With the 75th Primetime Emmy Awards airing Monday, January 15th, here is a sampling of the drama and delights of TV's night of nights in our Emmy Awards timeline. Like the industry itself, the show has changed a lot in seventy-five years, but those golden statuettes remain a classic.
1st: January 25, 1949
Six hundred guests paid five dollars a piece to attend the first Emmys ceremony, held at the Hollywood Athletic Club on Sunset Boulevard. Only six awards were presented, including Most Popular Television Program, which the public had voted on by postcard. They chose KTLA’s Pantomime Quiz, a television version of charades. The ceremony was broadcast only in Los Angeles — where fewer than 50,000 households had TV sets.
4th: February 18, 1952
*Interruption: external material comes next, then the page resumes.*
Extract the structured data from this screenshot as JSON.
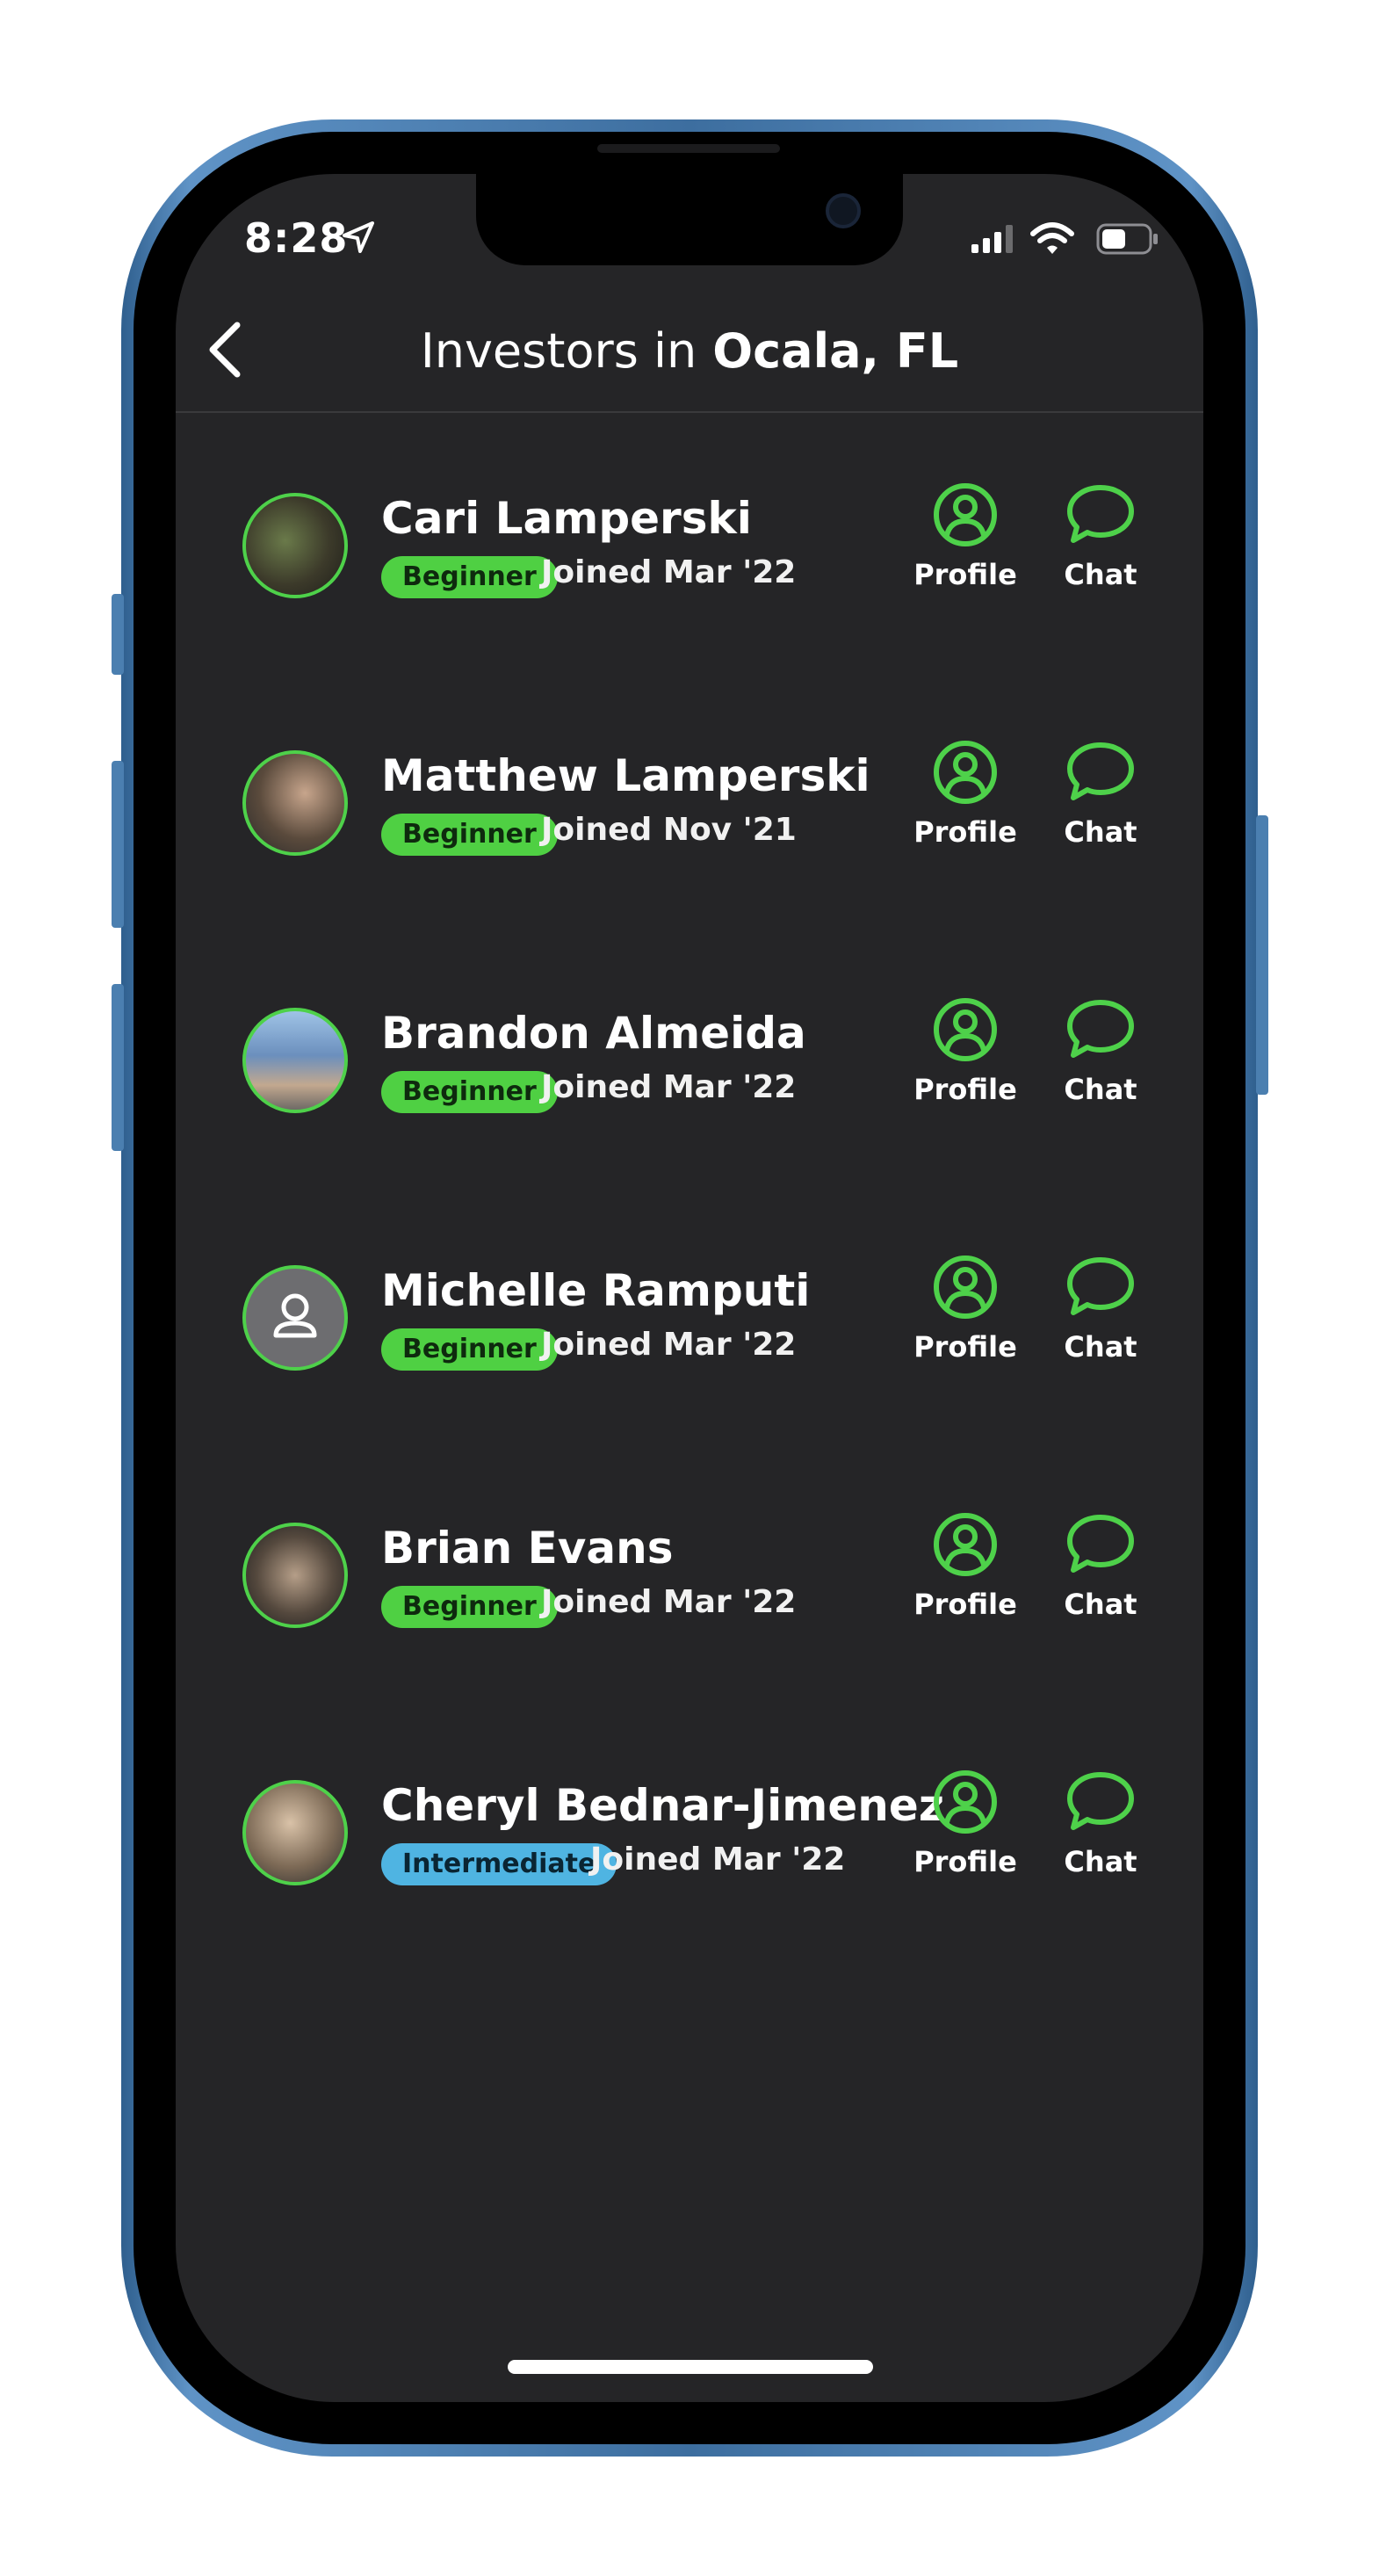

The Emmys went wide this year, opening the contest to national programming. On show night, two high profile nominees, Sid Caesar and Imogene Coca, waited by the phone in their New York apartments in case they won. Caesar ended up with Best Actor, Coca took Best Actress and their series (Your Show of Shows) was named Best Variety Show. Back then, long-distance calls required operator assistance, but presenters Ed Wynn and Eve Arden eventually got through to Caesar, who had news of his own: his wife, Florence, had given birth the day before to their son.
5th: February 5, 1953
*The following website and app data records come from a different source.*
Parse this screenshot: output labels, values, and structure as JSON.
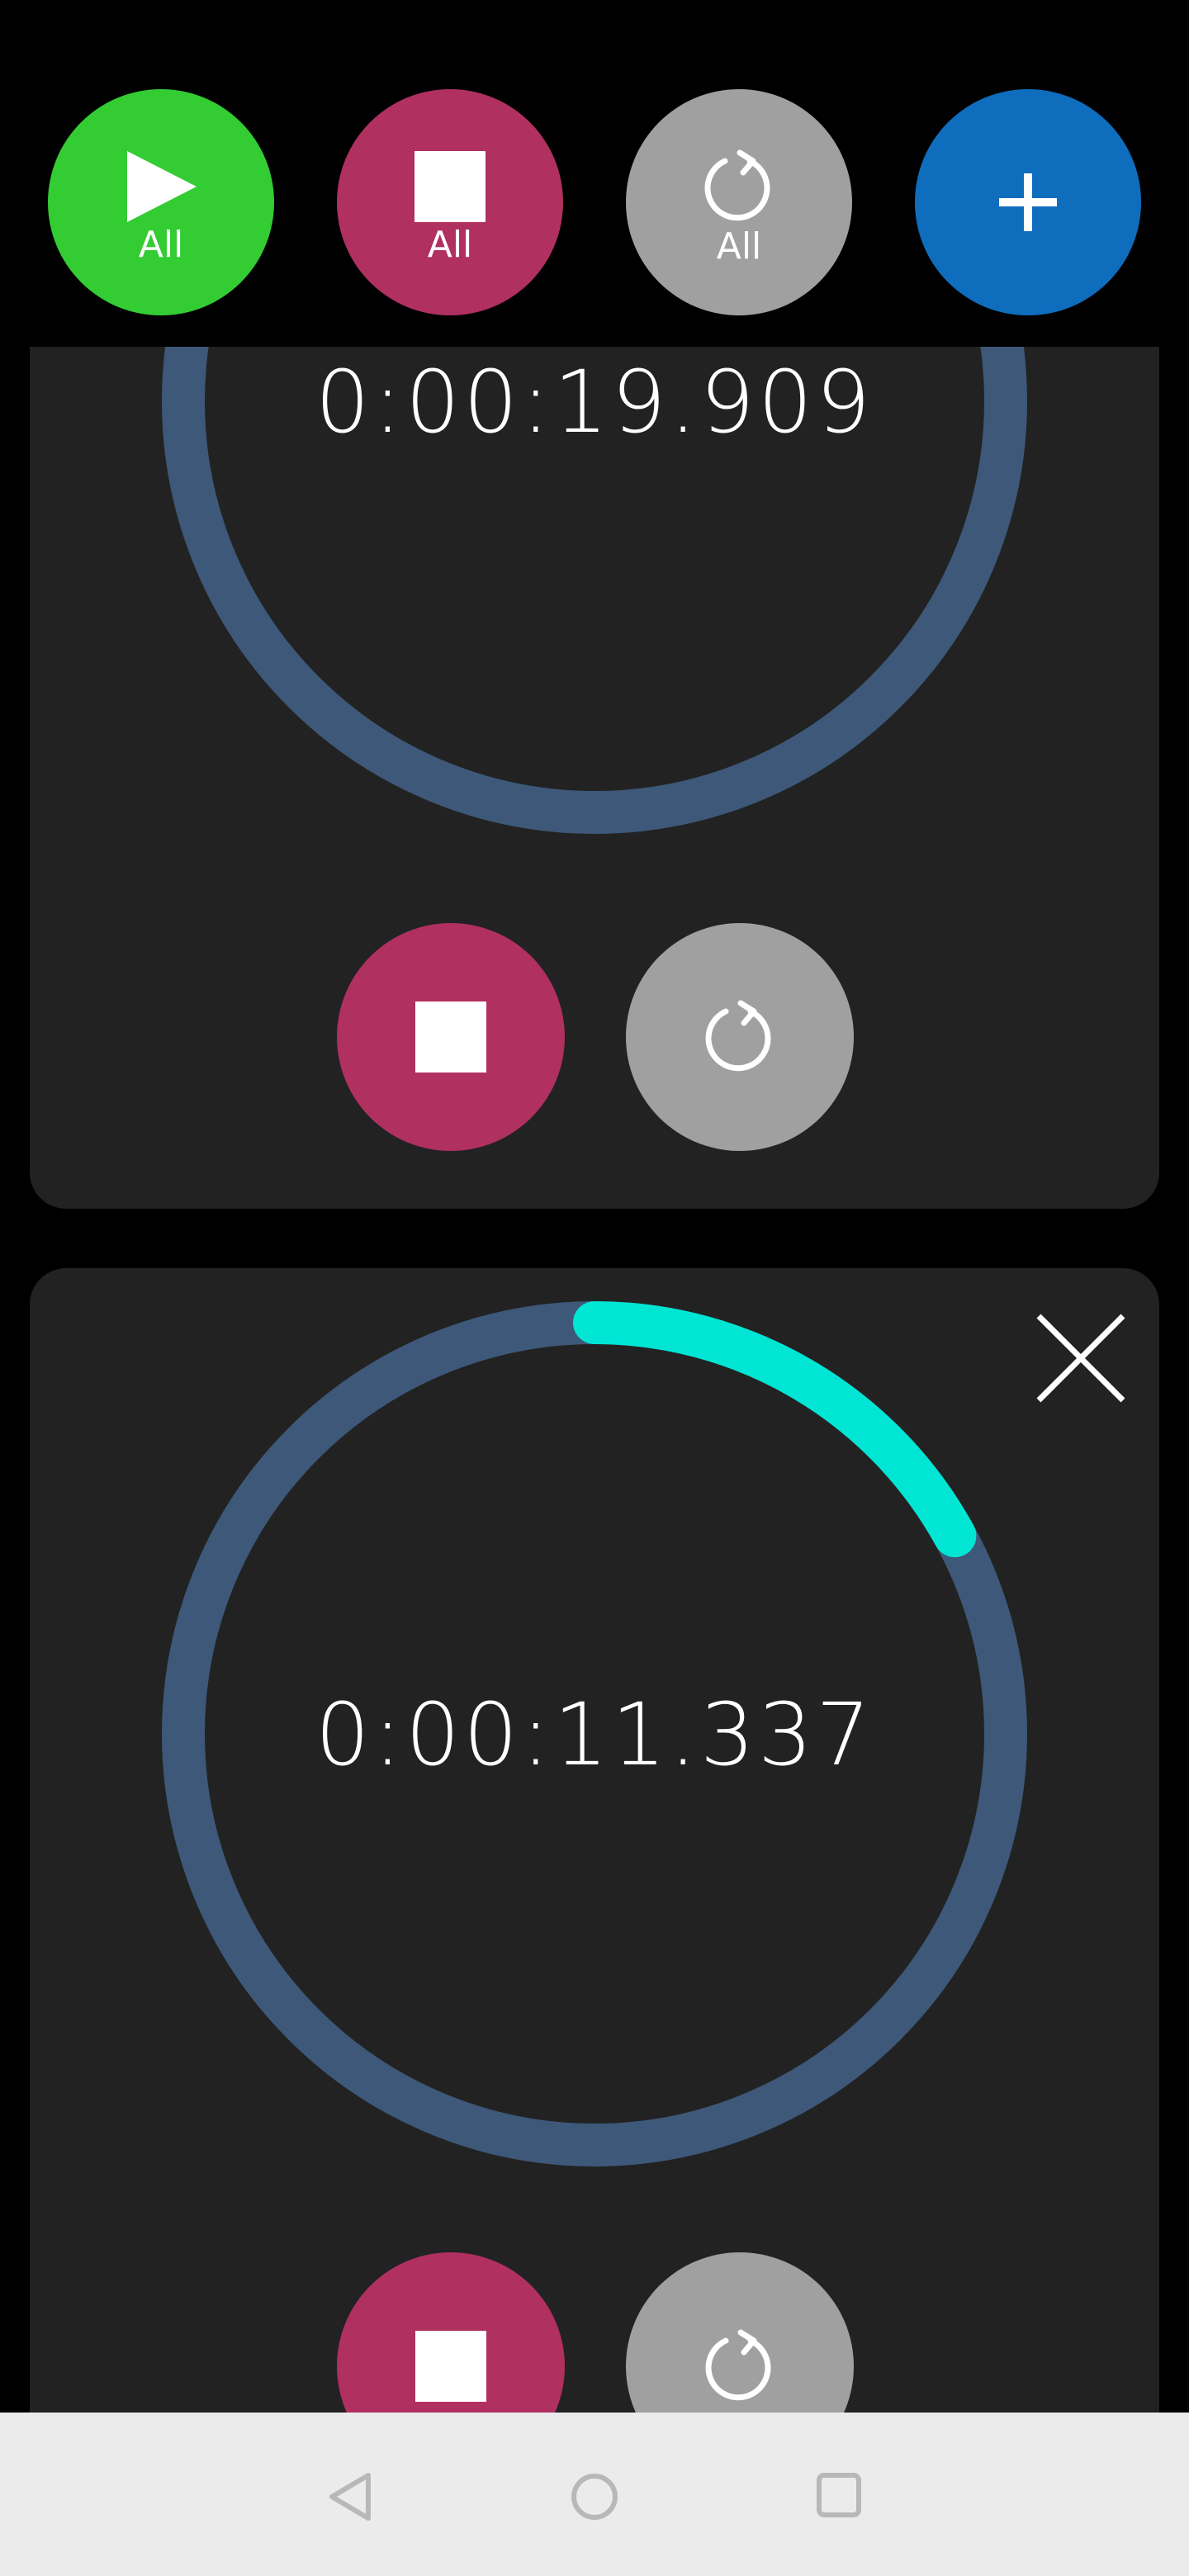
{
  "toolbar": {
    "start_all": {
      "label": "All",
      "color": "#33cc33",
      "icon": "play-icon"
    },
    "stop_all": {
      "label": "All",
      "color": "#b03060",
      "icon": "stop-icon"
    },
    "reset_all": {
      "label": "All",
      "color": "#a0a0a0",
      "icon": "reset-icon"
    },
    "add": {
      "color": "#0f6dbd",
      "icon": "plus-icon"
    }
  },
  "timers": [
    {
      "time": "0:00:19.909",
      "progress_fraction": 0.085,
      "arc_color": "#00e5b0",
      "track_color": "#3d5878",
      "stop_icon": "stop-icon",
      "reset_icon": "reset-icon"
    },
    {
      "time": "0:00:11.337",
      "progress_fraction": 0.17,
      "arc_color": "#00e5d4",
      "track_color": "#3d5878",
      "stop_icon": "stop-icon",
      "reset_icon": "reset-icon",
      "close_icon": "close-icon"
    }
  ],
  "navigation": {
    "back_icon": "back-triangle-icon",
    "home_icon": "home-circle-icon",
    "recents_icon": "recents-square-icon"
  }
}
Lucille Ball delighted in her first Emmy win at the fifth annual awards. After losing the previous year to Red Skelton, she was twice honored: I Love Lucy was named Best Situation Comedy and Ball was crowned Best Comedienne. The event at L.A.'s Statler Hotel was Ball's first night out since giving birth two weeks earlier. "Gee, Desi, we got it!" she exclaimed to her husband, costar and producer, Desi Arnaz, of the new golden addition to their household. And to the audience, she admitted, "I'm a nervous wreck!"
9th: March 16, 1957
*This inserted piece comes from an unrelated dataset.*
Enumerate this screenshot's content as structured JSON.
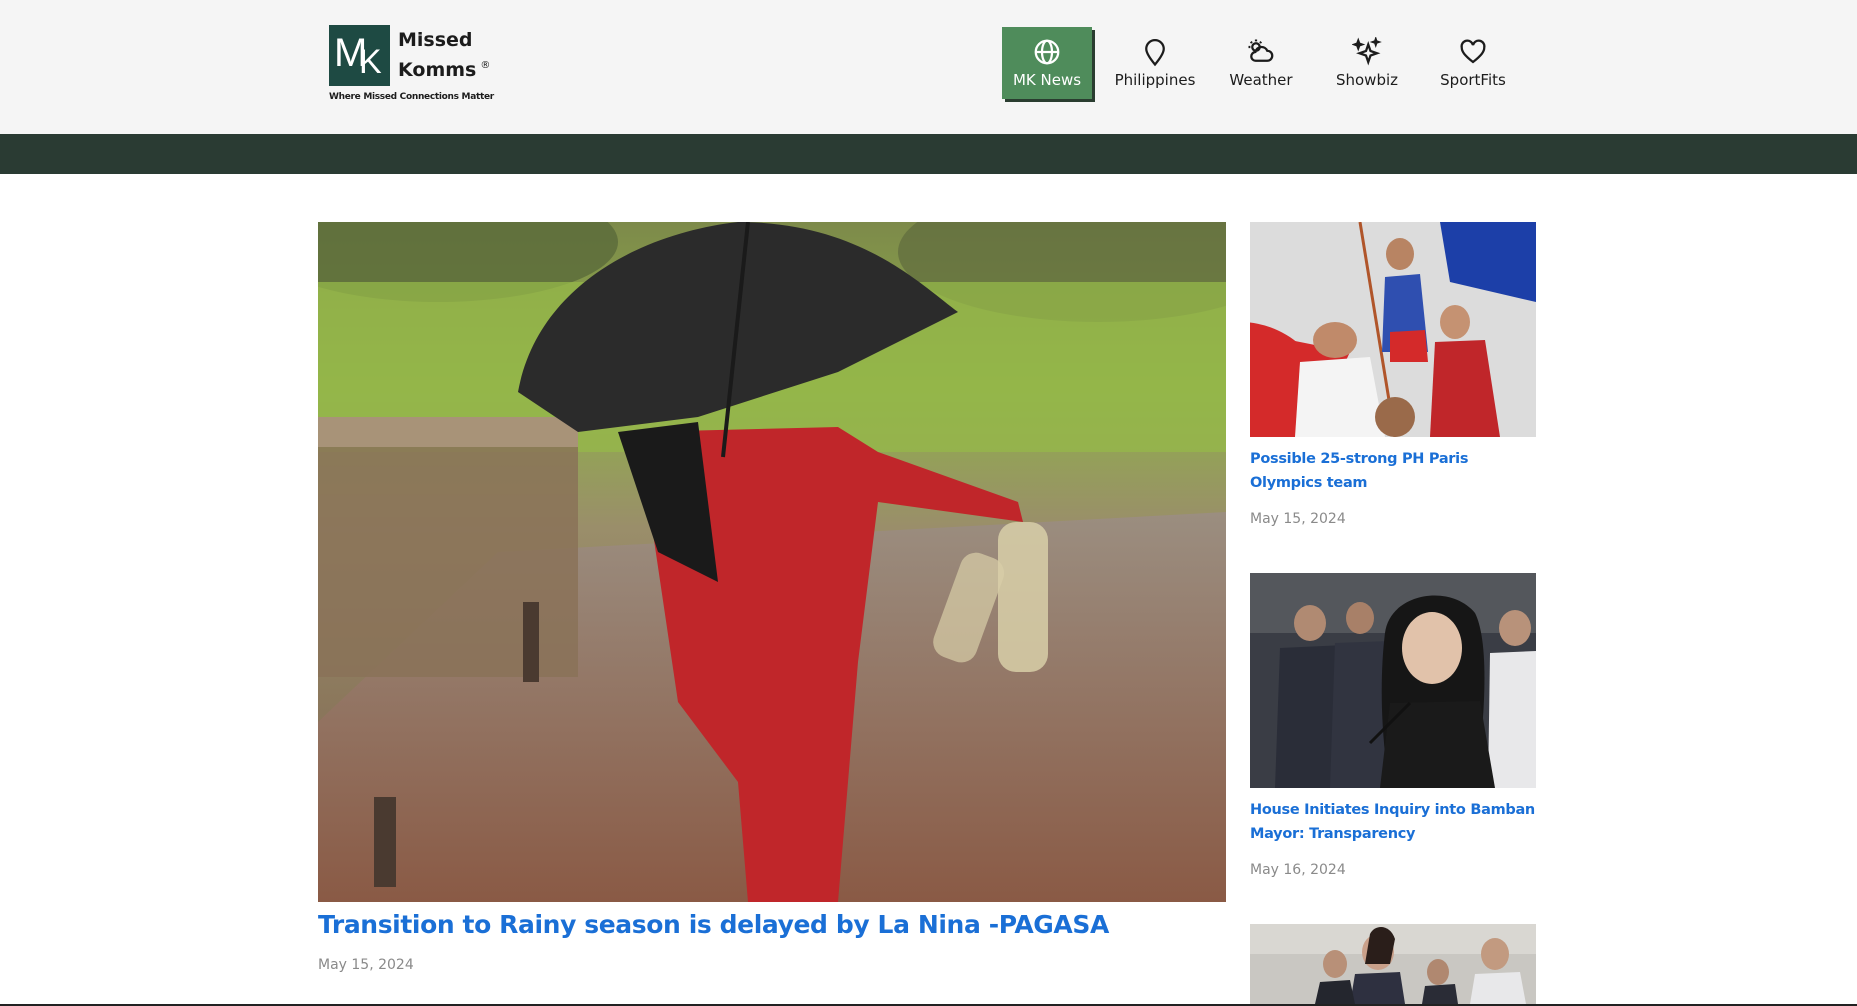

For the first time, the Emmys were broadcast nationwide in living color. Another first: Dinner was not served, so that attention would fall squarely on the awards. For a show with no food, there were plenty of beefs. For example, why hadn't the top winner of the night, anthology series Playhouse 90, been nominated for Best Series – One Hour or More? But it did get twelve noms — and won in six categories. Five of those Emmys were for Requiem for a Heavyweight, named Best Single Program of the Year. Its writer, Rod Serling, and heavy-hitting star, Jack Palance, were winners, too.
To read the rest of the story, pick up a copy of emmy magazine HERE.
This article originally appeared in its entirety in emmy magazine, Issue No. 12 under the title, "75 Years of Emmys."
The interview for this story was completed before the start of the SAG-AFTRA strikes.